# need to have 
import Adafruit_PCA9685
import time

***bunch of stuff****

# have to initialize the PCA9685 using the default address (0x40)
pwm = Adafruit_PCA9685.PCA9685()

# triggerMotor() function, takes threadname as input, length of delay in seconds, and the oscillator number that will get triggered
def triggerMotor(threadName, delay, oscillator_num):
    pwm.set_pwm(oscillator_num, 0, servo_ON_value) 
    time.sleep(delay) # delay for sometime
    pwm_set_pwm(oscillator_num, 0, 0) # turn off motor

You can view the entire code along with the ChucK coupled oscillator program here:


Future Work

I’m particularly interested in scaling up this physical system to include massive amounts of sync-able kinetic-sonic objects. The PWM driver, as it is connected through i2c, is chainable such that it could technically drive 992 separate outputs. The main limitations at this scale would probably occur on the ChucK + Raspberry Pi side of things. Also, this implementation only looked at phase-coupled oscillator systems. Adding another state variable, frequency, into the mix would allow for a lot more unusual phase states. For instance, I’m interested in exploring the topology of the system’s mode-locking states. By virtue of their non-linearity, these systems can be induced/entrained into various states (bifurcations) by modifying their parameters over time. See the regime diagram below.

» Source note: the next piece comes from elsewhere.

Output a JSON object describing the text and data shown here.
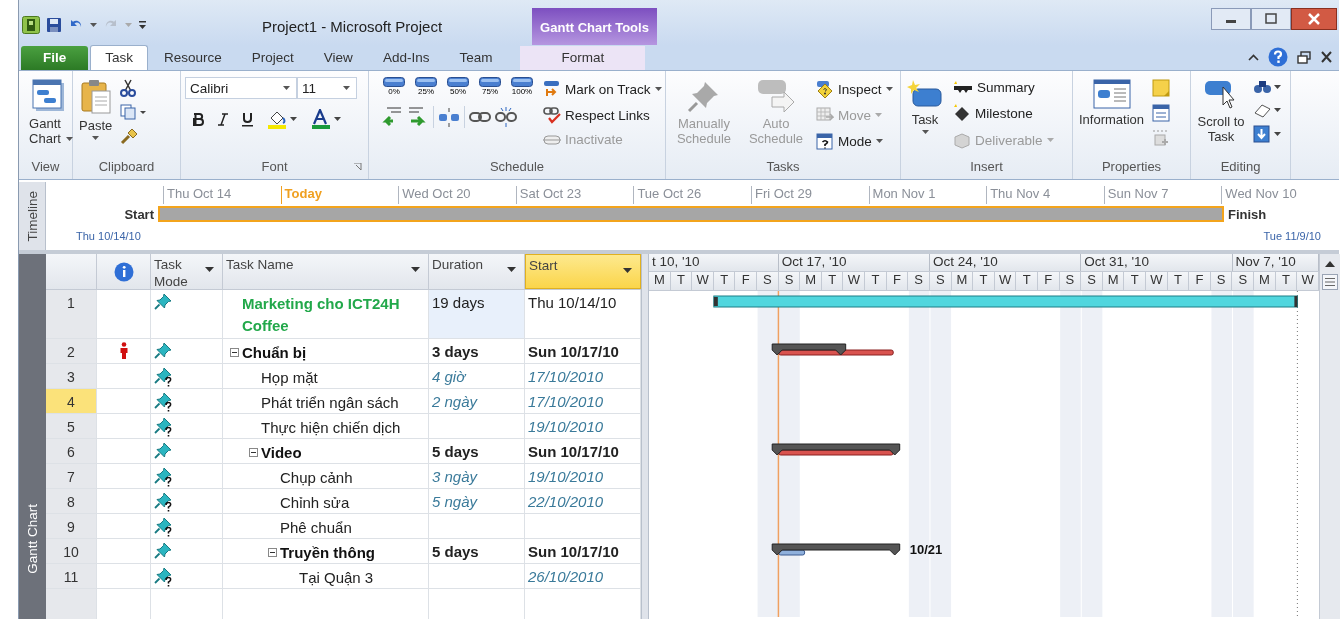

Simply put, this diagram represents the dynamics of a simple two oscillator system where one oscillator is the driver and the other is driven. The dark zones represent mode-locked states (also called attractors, and resonances) that the oscillators in the system become entrained to. By increasing the number of oscillators, the map shows a marked increase in complexity. This means that the system can be pushed in and out of different behavioral states by changing different variables of the underlying system (namely coupling strength). I’m interested in exploring to what extent these system states can induce interesting acoustic outcomes by way of navigating this phase-state topology.

Nevertheless, I imagine there are many interesting possibilities for this type of generative, neural-network-based system. What’s interesting to me about this system is how it manages to create interesting, hypnotic sounds from the simple periodic nature of its constituent oscillators. Oftentimes, generative music can sound dispassionate, lifeless or repetitive and un-dynamic. What’s built into these types of system are the heuristics of persistence and learning ( and hence, their use in neural networks). The fact that they have a mind of their own enables them the potential for surprise and their ability to be controlled, albeit limitedly, creates a feedback loop between ‘performer’ and ‘machine’ that I’ve found to be ripe with aesthetic potential. The gestalt of ‘coming-together’ is such a basic way to orientate our awareness of time-varying sound and an elegant way to explore the dynamic polyphony of collectively sounding events.




Large, E. W, Herrera, J. A, & Velasco, M. J. 2015. Neural Networks for Beat Perception in Musical Rhythm. Frontiers in Systems Neuroscience, 9. 1-14.

Large, E. W., & Kolen, J. F. 1994. Resonance and the Perception of Musical Meter. Connection Science, 6. 177-208. doi: 10.3389/fnsys.2015.00159

Jones, M. R. (1976). Time, Our Lost Dimension: Toward a New Theory of Perception, Attention, and Memory. Psychological Review, 83. 323-355.

Large, E. W., & Jones, M. R. 1999. The Dynamics of Attending: How People Track Time-Varying Events. Psychological Review, 106, 119-159.

Povel, D. J., & Essens, P. (1985). Perception of temporal patterns. Music Perception, 2, 411-440.

Strogatz, S.H. 2000. From Kuramoto to Crawford: exploring the onset of synchronization in populations of coupled oscillators. Physical D, 143. 1 – 20.

Strogatz, S. H., & Stewart, I. 1993. Coupled Oscillators and Biological Synchronization. Scientific American, December 1993. 102- 109.